Excerpts from an interface dataset
§ §

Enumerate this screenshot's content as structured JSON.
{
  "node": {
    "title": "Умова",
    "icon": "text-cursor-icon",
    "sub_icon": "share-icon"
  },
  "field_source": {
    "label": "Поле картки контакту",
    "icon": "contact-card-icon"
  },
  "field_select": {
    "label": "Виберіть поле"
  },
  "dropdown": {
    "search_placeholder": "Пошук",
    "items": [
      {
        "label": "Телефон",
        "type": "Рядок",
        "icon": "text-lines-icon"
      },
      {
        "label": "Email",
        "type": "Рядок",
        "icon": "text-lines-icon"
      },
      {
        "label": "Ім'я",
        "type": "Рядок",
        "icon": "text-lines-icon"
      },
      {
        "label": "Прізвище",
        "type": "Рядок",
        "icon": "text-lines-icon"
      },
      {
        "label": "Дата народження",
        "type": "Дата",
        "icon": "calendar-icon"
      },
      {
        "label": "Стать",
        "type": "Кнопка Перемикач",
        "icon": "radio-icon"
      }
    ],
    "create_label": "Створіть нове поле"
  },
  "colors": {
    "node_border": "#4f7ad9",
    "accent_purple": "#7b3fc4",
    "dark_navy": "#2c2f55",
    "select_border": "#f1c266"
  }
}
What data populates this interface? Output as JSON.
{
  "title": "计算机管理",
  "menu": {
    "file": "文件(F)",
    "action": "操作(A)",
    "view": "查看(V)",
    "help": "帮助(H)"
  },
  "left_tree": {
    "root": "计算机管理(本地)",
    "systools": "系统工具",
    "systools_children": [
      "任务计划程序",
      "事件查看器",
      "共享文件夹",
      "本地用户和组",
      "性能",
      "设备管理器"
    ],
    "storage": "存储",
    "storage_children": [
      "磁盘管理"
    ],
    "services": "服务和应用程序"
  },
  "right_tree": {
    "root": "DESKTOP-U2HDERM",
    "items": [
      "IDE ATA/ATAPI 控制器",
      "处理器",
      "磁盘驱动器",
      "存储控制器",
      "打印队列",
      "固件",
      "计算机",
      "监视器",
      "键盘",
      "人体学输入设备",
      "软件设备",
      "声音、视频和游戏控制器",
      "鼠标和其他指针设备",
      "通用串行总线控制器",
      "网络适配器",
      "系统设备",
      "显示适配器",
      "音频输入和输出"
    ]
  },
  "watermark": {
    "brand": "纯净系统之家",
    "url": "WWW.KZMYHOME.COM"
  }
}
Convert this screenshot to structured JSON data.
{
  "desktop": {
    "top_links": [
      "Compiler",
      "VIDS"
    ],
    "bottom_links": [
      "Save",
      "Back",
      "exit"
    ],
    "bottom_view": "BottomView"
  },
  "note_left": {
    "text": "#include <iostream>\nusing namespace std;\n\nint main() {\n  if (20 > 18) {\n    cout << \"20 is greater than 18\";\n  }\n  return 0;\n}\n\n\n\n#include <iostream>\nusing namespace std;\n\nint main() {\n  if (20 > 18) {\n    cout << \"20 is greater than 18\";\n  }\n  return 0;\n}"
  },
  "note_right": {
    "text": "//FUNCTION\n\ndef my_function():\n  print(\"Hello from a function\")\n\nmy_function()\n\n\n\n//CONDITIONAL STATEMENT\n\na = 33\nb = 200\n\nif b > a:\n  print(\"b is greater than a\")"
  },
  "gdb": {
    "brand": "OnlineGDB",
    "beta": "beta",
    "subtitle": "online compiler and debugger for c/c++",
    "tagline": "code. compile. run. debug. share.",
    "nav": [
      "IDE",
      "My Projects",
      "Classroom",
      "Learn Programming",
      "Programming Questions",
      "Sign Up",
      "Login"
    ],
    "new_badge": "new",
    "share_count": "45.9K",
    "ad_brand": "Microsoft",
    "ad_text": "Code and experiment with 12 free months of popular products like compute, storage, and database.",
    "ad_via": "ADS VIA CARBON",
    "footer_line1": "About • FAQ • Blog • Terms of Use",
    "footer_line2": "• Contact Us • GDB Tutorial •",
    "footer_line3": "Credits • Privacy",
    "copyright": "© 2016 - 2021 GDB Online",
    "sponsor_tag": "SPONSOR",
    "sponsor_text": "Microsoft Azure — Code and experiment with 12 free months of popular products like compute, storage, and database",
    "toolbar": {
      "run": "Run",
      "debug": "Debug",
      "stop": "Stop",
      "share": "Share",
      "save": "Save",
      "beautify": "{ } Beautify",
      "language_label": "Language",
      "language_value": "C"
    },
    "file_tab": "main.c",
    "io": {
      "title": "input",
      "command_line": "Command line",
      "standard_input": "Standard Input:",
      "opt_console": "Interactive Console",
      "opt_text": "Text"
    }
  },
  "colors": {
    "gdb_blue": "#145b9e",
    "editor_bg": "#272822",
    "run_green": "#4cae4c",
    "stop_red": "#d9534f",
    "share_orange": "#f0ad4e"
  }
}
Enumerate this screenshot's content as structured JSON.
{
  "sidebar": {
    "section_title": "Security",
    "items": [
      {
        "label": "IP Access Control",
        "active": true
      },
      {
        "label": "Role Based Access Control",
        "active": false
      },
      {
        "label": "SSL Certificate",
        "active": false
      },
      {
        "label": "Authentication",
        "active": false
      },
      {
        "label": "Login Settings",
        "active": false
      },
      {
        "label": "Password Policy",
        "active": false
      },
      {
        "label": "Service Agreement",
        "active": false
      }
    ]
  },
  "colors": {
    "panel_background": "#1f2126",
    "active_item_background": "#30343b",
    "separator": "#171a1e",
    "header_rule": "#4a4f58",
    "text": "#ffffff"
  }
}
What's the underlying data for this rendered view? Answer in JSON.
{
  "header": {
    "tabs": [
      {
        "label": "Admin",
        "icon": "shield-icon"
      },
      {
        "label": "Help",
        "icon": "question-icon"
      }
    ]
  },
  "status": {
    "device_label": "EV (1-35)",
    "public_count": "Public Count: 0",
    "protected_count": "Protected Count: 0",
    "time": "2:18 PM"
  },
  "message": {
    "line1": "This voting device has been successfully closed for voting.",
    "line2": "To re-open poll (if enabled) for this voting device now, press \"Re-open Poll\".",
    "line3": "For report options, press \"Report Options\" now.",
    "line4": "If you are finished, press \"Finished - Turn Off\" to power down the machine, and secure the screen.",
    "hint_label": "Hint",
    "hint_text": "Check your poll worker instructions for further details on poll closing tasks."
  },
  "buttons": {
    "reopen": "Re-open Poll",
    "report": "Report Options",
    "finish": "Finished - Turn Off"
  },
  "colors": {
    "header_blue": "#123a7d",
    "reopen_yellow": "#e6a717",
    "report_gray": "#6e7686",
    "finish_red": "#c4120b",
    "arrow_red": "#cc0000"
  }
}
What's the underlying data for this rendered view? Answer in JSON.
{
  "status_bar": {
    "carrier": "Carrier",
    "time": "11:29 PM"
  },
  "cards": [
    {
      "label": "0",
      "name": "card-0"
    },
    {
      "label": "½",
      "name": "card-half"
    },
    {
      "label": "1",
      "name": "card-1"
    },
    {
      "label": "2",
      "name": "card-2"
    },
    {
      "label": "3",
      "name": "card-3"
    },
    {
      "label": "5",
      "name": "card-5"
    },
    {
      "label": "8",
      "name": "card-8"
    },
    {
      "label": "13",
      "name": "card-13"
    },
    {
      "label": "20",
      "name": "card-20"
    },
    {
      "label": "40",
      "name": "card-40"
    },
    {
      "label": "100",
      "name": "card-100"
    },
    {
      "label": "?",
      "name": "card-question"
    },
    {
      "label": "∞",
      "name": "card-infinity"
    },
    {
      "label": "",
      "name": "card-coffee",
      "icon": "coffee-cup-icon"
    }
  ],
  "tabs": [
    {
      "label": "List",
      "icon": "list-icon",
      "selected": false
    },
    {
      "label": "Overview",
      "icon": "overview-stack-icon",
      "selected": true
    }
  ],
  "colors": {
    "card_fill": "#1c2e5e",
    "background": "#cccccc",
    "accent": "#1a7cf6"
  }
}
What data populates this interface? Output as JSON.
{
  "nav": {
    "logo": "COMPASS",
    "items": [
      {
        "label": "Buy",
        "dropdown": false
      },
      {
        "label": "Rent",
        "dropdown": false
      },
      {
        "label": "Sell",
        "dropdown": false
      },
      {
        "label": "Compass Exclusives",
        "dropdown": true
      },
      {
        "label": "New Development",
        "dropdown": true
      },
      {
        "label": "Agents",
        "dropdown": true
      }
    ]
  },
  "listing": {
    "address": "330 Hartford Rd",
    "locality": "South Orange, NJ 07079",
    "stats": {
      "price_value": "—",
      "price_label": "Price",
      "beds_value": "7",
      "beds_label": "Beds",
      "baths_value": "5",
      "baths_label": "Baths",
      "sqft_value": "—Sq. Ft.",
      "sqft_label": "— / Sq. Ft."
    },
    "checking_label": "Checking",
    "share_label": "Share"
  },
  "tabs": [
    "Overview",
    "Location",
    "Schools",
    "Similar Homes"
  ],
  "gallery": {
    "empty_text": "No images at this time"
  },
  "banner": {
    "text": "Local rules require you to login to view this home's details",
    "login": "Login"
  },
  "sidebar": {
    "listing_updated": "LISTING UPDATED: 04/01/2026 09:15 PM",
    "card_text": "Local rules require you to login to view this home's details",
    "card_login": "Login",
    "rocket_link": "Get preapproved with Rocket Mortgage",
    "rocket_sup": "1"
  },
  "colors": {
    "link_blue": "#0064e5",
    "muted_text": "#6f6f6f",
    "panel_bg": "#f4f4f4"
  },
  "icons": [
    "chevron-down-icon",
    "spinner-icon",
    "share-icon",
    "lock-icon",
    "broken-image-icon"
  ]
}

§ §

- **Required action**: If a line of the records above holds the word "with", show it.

- **Result for this exercise**:
    "ad_text": "Code and experiment with 12 free months of popular products like compute, storage, and database.",
    "sponsor_text": "Microsoft Azure — Code and experiment with 12 free months of popular products like compute, storage, and database",
    "rocket_link": "Get preapproved with Rocket Mortgage",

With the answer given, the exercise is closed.